### ABOUT THIS EXERCISE
Below are the records; pull every line that includes "title".

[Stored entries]

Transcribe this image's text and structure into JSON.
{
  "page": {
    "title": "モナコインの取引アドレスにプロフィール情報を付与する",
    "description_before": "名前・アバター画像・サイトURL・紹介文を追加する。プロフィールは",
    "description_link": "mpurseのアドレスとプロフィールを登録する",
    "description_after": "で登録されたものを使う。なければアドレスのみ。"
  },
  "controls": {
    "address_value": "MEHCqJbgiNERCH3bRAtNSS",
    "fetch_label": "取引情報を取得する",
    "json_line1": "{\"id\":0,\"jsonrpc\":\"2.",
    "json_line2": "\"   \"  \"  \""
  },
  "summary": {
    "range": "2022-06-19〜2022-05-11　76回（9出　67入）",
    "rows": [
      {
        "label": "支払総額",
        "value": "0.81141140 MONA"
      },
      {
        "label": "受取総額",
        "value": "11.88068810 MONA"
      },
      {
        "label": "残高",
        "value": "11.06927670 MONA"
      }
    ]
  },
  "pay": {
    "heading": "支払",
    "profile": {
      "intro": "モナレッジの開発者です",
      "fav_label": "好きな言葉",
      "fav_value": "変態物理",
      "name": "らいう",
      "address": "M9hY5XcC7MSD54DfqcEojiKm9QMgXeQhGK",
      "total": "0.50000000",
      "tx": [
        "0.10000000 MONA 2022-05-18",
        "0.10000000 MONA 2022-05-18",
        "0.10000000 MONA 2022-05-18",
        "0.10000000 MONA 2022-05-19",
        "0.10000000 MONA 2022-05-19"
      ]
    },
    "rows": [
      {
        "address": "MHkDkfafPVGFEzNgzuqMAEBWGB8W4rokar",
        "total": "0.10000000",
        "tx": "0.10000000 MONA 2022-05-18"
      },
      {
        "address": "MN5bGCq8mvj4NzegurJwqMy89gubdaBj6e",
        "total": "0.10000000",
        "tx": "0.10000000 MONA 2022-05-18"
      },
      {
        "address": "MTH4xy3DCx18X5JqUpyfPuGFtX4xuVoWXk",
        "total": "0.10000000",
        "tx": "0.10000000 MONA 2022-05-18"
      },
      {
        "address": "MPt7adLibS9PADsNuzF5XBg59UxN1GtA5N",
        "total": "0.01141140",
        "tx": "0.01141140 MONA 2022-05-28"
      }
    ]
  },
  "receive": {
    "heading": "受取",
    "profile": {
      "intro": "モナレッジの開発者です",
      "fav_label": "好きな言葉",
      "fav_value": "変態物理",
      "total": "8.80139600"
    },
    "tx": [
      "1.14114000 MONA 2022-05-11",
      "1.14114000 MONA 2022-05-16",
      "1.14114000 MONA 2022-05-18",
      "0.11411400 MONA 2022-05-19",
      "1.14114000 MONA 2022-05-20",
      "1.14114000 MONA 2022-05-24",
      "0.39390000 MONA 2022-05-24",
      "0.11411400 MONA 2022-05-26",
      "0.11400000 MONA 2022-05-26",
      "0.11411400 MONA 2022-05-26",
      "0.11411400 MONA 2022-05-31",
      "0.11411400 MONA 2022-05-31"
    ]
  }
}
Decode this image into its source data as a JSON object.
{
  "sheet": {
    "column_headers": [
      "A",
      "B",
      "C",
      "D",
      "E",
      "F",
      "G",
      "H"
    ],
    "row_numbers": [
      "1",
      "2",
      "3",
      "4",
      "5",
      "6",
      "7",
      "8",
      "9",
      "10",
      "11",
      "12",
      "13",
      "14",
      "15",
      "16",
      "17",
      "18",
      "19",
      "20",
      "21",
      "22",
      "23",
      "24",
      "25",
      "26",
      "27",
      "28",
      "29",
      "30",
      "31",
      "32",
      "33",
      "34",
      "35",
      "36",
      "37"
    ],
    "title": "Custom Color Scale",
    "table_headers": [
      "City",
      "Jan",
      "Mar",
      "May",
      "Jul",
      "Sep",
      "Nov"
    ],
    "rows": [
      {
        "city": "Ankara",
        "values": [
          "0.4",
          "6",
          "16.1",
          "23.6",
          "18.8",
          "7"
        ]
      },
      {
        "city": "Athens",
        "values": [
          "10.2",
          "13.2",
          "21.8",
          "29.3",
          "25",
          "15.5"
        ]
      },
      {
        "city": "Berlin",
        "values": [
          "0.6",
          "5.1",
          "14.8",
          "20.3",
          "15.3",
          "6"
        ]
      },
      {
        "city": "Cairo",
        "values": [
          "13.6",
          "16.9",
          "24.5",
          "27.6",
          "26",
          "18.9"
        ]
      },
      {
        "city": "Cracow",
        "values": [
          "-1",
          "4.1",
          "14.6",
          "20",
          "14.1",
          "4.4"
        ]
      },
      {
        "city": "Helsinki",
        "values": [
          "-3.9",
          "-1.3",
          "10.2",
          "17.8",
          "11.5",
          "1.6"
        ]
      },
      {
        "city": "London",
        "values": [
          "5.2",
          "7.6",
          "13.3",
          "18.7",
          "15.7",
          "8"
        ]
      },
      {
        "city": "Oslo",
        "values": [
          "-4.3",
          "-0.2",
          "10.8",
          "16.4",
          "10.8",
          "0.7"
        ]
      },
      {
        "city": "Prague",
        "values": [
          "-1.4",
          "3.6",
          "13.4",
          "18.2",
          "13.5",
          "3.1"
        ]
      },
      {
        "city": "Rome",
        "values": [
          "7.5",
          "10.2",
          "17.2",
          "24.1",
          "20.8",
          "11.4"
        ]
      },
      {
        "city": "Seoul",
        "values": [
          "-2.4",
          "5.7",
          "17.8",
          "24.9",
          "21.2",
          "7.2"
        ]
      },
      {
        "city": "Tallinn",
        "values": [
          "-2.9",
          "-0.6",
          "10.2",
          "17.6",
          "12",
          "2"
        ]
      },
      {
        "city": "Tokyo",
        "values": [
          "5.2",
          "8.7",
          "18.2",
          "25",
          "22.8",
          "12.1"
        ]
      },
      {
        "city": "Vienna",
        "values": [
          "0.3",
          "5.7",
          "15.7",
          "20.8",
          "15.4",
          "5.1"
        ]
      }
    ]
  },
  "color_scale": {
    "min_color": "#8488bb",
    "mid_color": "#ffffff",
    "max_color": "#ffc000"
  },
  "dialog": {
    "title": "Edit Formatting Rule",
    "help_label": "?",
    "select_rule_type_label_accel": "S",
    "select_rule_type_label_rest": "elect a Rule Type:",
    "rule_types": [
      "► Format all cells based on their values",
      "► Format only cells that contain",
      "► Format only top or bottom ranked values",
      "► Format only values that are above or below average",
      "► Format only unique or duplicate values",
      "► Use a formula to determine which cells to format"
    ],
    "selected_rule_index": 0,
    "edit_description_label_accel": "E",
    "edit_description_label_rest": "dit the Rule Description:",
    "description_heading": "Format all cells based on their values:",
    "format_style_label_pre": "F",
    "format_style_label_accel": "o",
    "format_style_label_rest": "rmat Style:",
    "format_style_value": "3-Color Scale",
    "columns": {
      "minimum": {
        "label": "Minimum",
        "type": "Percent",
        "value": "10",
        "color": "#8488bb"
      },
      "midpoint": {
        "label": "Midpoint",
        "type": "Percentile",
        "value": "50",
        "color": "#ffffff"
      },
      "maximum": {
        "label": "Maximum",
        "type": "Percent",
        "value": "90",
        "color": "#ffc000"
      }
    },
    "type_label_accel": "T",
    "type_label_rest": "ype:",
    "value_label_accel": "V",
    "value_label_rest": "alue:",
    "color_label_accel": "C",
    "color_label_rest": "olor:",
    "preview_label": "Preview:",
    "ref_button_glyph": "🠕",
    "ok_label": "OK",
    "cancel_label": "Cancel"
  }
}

### ANSWER TO THIS TASK
    "title": "モナコインの取引アドレスにプロフィール情報を付与する",
    "title": "Custom Color Scale",
    "title": "Edit Formatting Rule",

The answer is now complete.